Carla Ingrasciotta: “Constructed Situations” explores the process of human alienation from nature and addresses the question of our place in the global ecosystem. How do the artists respond to such a theme?
Masha Sergeeva: The artists participating in the project – Tanya Akhmetgalieva, Ilya Fedotov-Fedorov, Aljoscha, Margo Trushina, Kirill Garshin, Alexandra Paperno and Vadim de Grainville (Grigoryan) – question the nature of such a system as well as its evolution, theorising about the role of the human being throughout these processes. The artists create situations or model ecosystems without intervening in the outcome. They determine the conditions, create the environments, but do not regulate the results; they build worlds and observe their development.
Could you tell us about the collaboration with the City of Moscow? How did you develop the exhibition together?
The project was initiated by the department of foreign affairs of the City of Moscow and is co-produced by Concord Group. I could not thank enough Elena Rumyantseva, the project’s head producer, and Inna Kalenskaya, project’s architect – this exhibition would have been definitely not possible without them.

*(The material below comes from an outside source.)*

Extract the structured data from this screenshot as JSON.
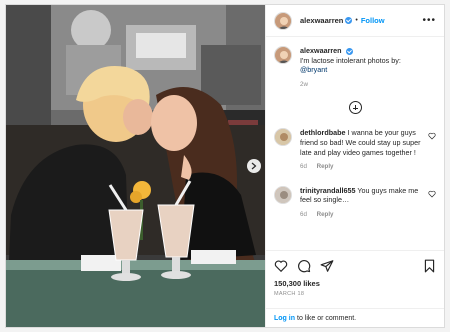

I think that it is of great importance to acknowledge the support that the City of Moscow gives to the contemporary arts – the arts are a communication platform, enabling the development of international relationships between Moscow and other cosmopolitan cities around the world. Especially today, for the first time in history, many significant issues can be solved only on a global scale, as opposed to on the local scale (at the level of governments or cities). Climate change is a great example of the latter. Art and culture is a strategic way to spotlight and discuss such causes, while also developing solutions. For this reason, I am happy that my city’s government is staying relevant by choosing to support causes that speak to the underlying issues in the world.

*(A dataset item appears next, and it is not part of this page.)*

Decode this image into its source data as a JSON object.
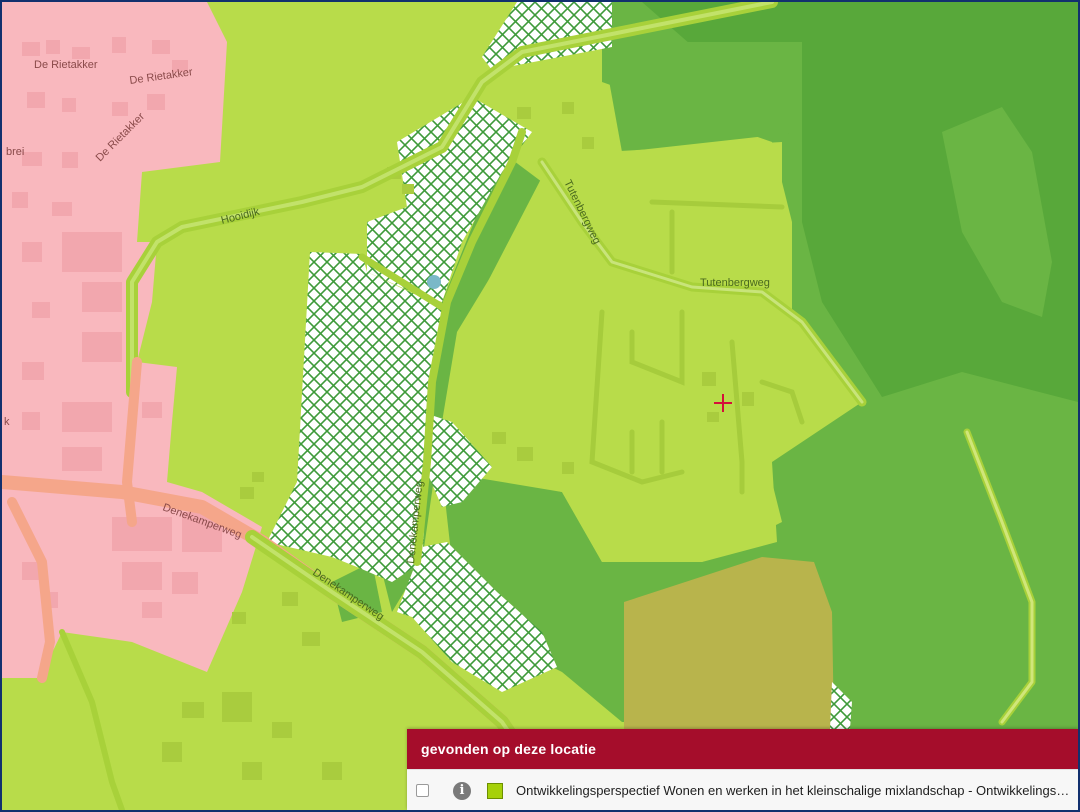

How did you select the artists? Have you been collaborating with them since long time?
I’ve been working with some of the artists and have been following the work of the others for a long time. All of the selected artists have a strong record exhibiting their work in leading institutions in Russia and abroad, while creating work relevant to the topic of the exhibition.
The artists are representative of the Russian contemporary art scene. Could you tell us about your perspective of the art scene in Moscow and the art community over there?
I think the Russian contemporary art scene is gaining its momentum right now. More and more projects and galleries are emerging in the country, and the number of strong international shows that Russian artists are participating in is growing. Moreover, the government is becoming increasingly interested in the field of contemporary arts. I think the biggest challenge for artists today is producing work that is relevant to the global discourse, while remaining authentic and connected to their heritage, tradition and roots – this authenticity is what makes their work unique. I think the context of artwork created in Moscow and Russia provides the perfect grounds for embodying this balance and maintaining the individuality of local artistry.
What do you think about the presence of Russian Art in Venice? Let’s think to the Moscow based foundation VAC, which opened a branch in Venice in 2017 or the country National Participation at the Venice Biennale…
I think it is a great way for artists to voice their thoughts and be heard at the level of an international arena. It is also important for the development of the local scene to be included in global conversation, so I am very supportive of the presence of Russian Contemporary Art and the previously mentioned projects.